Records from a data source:

○ ○ ○ ○ ○ ○ ○

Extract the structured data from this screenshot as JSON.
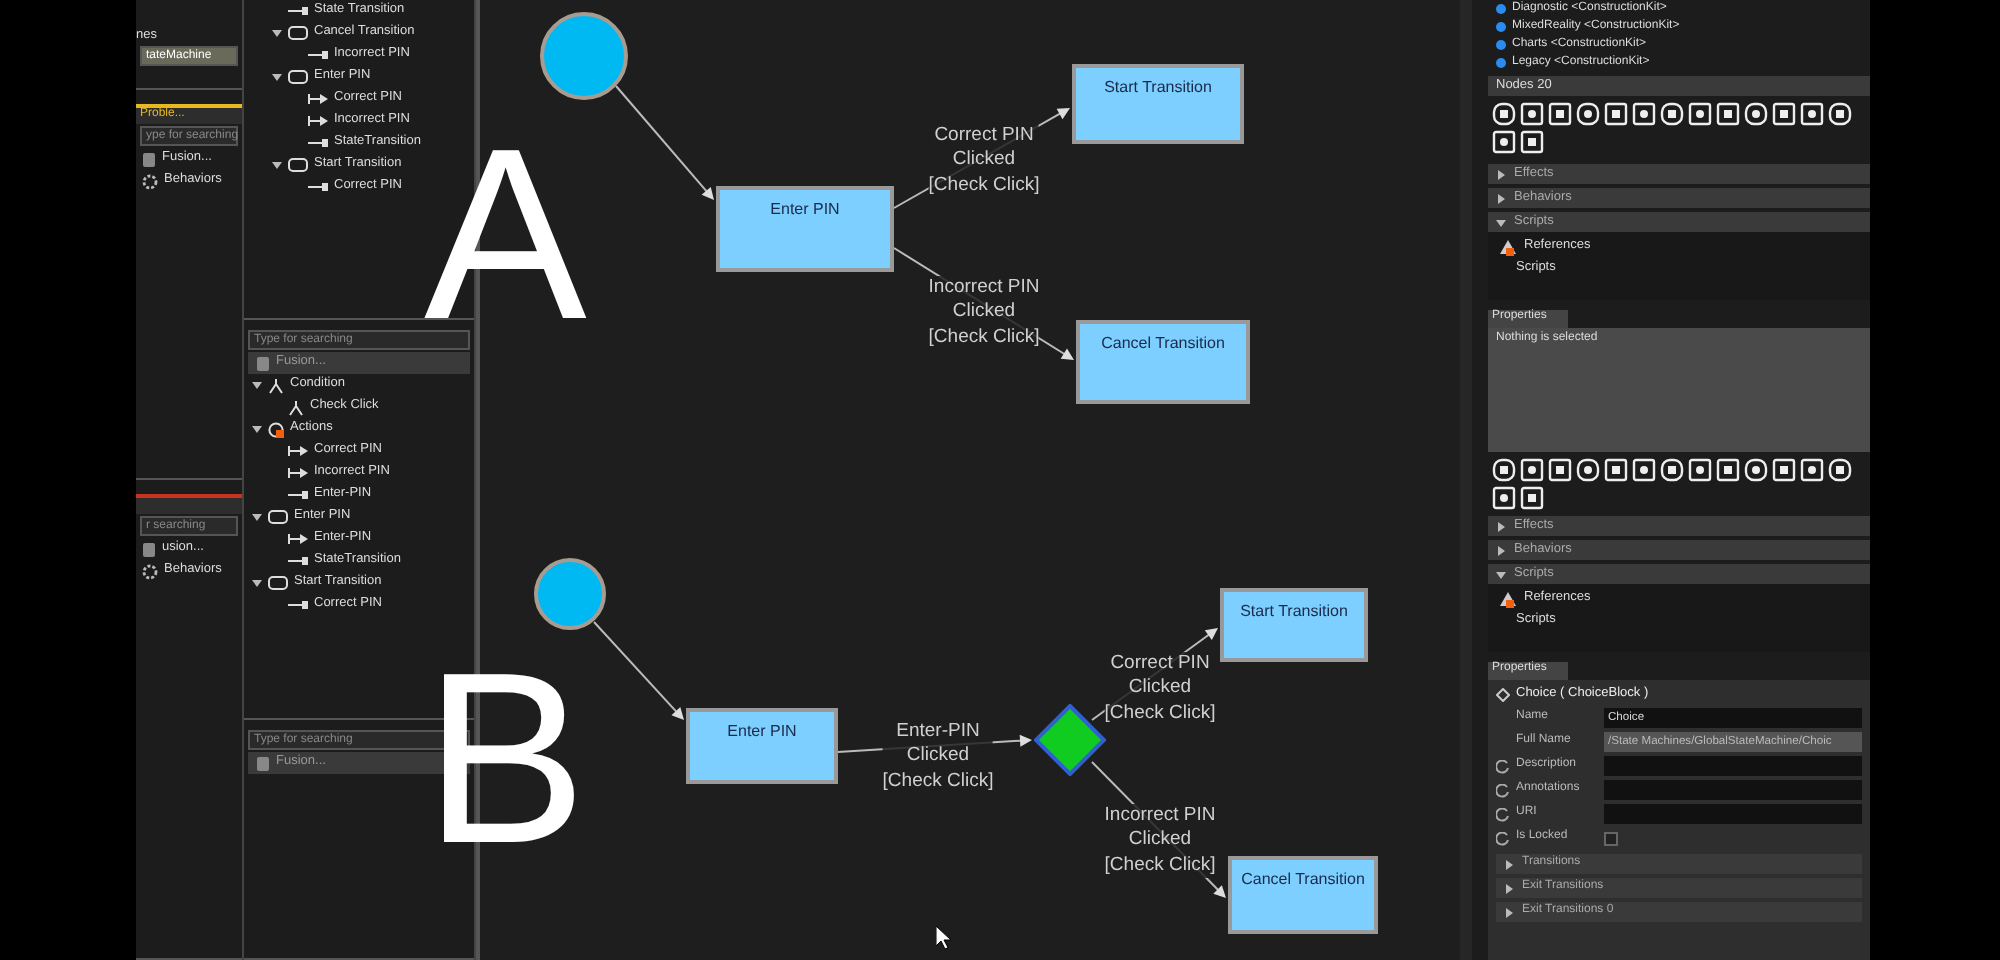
{
  "left_strip": {
    "caption": "nes",
    "field_value": "tateMachine",
    "panels": [
      {
        "tab": {
          "label": "Proble...",
          "color": "#e8b820"
        },
        "search": {
          "placeholder": "ype for searching"
        },
        "items": [
          {
            "kind": "fusion",
            "label": "Fusion..."
          },
          {
            "kind": "behaviors",
            "label": "Behaviors"
          }
        ]
      },
      {
        "tab": {
          "color": "#c8321e"
        },
        "search": {
          "placeholder": "r searching"
        },
        "items": [
          {
            "kind": "fusion",
            "label": "usion..."
          },
          {
            "kind": "behaviors",
            "label": "Behaviors"
          }
        ]
      }
    ]
  },
  "outline": {
    "items": [
      {
        "kind": "incoming",
        "label": "State Transition"
      },
      {
        "kind": "state",
        "label": "Cancel Transition",
        "expanded": true,
        "children": [
          {
            "kind": "incoming",
            "label": "Incorrect PIN"
          }
        ]
      },
      {
        "kind": "state",
        "label": "Enter PIN",
        "expanded": true,
        "children": [
          {
            "kind": "outgoing",
            "label": "Correct PIN"
          },
          {
            "kind": "outgoing",
            "label": "Incorrect PIN"
          },
          {
            "kind": "incoming",
            "label": "StateTransition"
          }
        ]
      },
      {
        "kind": "state",
        "label": "Start Transition",
        "expanded": true,
        "children": [
          {
            "kind": "incoming",
            "label": "Correct PIN"
          }
        ]
      }
    ]
  },
  "condition_panel": {
    "search": {
      "placeholder": "Type for searching"
    },
    "source": "Fusion...",
    "items": [
      {
        "kind": "condition",
        "label": "Condition",
        "expanded": true,
        "children": [
          {
            "kind": "condition",
            "label": "Check Click"
          }
        ]
      },
      {
        "kind": "action",
        "label": "Actions",
        "expanded": true,
        "children": [
          {
            "kind": "outgoing",
            "label": "Correct PIN"
          },
          {
            "kind": "outgoing",
            "label": "Incorrect PIN"
          },
          {
            "kind": "incoming",
            "label": "Enter-PIN"
          }
        ]
      },
      {
        "kind": "state",
        "label": "Enter PIN",
        "expanded": true,
        "children": [
          {
            "kind": "outgoing",
            "label": "Enter-PIN"
          },
          {
            "kind": "incoming",
            "label": "StateTransition"
          }
        ]
      },
      {
        "kind": "state",
        "label": "Start Transition",
        "expanded": true,
        "children": [
          {
            "kind": "incoming",
            "label": "Correct PIN"
          }
        ]
      }
    ]
  },
  "bottom_panel": {
    "search": {
      "placeholder": "Type for searching"
    },
    "source": "Fusion..."
  },
  "diagrams": [
    {
      "letter": "A",
      "nodes": [
        {
          "kind": "initial"
        },
        {
          "kind": "state",
          "label": "Enter PIN"
        },
        {
          "kind": "state",
          "label": "Start Transition"
        },
        {
          "kind": "state",
          "label": "Cancel Transition"
        }
      ],
      "edges": [
        {
          "kind": "plain"
        },
        {
          "kind": "labeled",
          "lines": [
            "Correct PIN",
            "Clicked",
            "[Check Click]"
          ]
        },
        {
          "kind": "labeled",
          "lines": [
            "Incorrect PIN",
            "Clicked",
            "[Check Click]"
          ]
        }
      ]
    },
    {
      "letter": "B",
      "nodes": [
        {
          "kind": "initial"
        },
        {
          "kind": "state",
          "label": "Enter PIN"
        },
        {
          "kind": "choice"
        },
        {
          "kind": "state",
          "label": "Start Transition"
        },
        {
          "kind": "state",
          "label": "Cancel Transition"
        }
      ],
      "edges": [
        {
          "kind": "plain"
        },
        {
          "kind": "labeled",
          "lines": [
            "Enter-PIN",
            "Clicked",
            "[Check Click]"
          ]
        },
        {
          "kind": "labeled",
          "lines": [
            "Correct PIN",
            "Clicked",
            "[Check Click]"
          ]
        },
        {
          "kind": "labeled",
          "lines": [
            "Incorrect PIN",
            "Clicked",
            "[Check Click]"
          ]
        }
      ]
    }
  ],
  "right_panel": {
    "packages": [
      {
        "label": "Diagnostic <ConstructionKit>"
      },
      {
        "label": "MixedReality <ConstructionKit>"
      },
      {
        "label": "Charts <ConstructionKit>"
      },
      {
        "label": "Legacy <ConstructionKit>"
      }
    ],
    "inspectors": [
      {
        "toolbox_title": "Nodes 20",
        "sections": [
          {
            "label": "Effects",
            "expanded": false
          },
          {
            "label": "Behaviors",
            "expanded": false
          },
          {
            "label": "Scripts",
            "expanded": true,
            "items": [
              {
                "kind": "references",
                "label": "References"
              },
              {
                "kind": "plain",
                "label": "Scripts"
              }
            ]
          }
        ],
        "properties": {
          "tab": "Properties",
          "message": "Nothing is selected"
        }
      },
      {
        "sections": [
          {
            "label": "Effects",
            "expanded": false
          },
          {
            "label": "Behaviors",
            "expanded": false
          },
          {
            "label": "Scripts",
            "expanded": true,
            "items": [
              {
                "kind": "references",
                "label": "References"
              },
              {
                "kind": "plain",
                "label": "Scripts"
              }
            ]
          }
        ],
        "properties": {
          "tab": "Properties",
          "title": "Choice ( ChoiceBlock )",
          "fields": [
            {
              "kind": "text",
              "label": "Name",
              "value": "Choice",
              "disabled": false,
              "resettable": false
            },
            {
              "kind": "text",
              "label": "Full Name",
              "value": "/State Machines/GlobalStateMachine/Choic",
              "disabled": true,
              "resettable": false
            },
            {
              "kind": "text",
              "label": "Description",
              "disabled": false,
              "resettable": true
            },
            {
              "kind": "text",
              "label": "Annotations",
              "disabled": false,
              "resettable": true
            },
            {
              "kind": "text",
              "label": "URI",
              "disabled": false,
              "resettable": true
            },
            {
              "kind": "check",
              "label": "Is Locked",
              "checked": false,
              "resettable": true
            }
          ],
          "groups": [
            {
              "label": "Transitions",
              "expanded": false
            },
            {
              "label": "Exit Transitions",
              "expanded": false
            },
            {
              "label": "Exit Transitions 0",
              "expanded": false
            }
          ]
        }
      }
    ]
  }
}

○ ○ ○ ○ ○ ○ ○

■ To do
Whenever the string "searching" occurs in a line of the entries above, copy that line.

■ Solved exercise
          "placeholder": "ype for searching"
          "placeholder": "r searching"
      "placeholder": "Type for searching"
      "placeholder": "Type for searching"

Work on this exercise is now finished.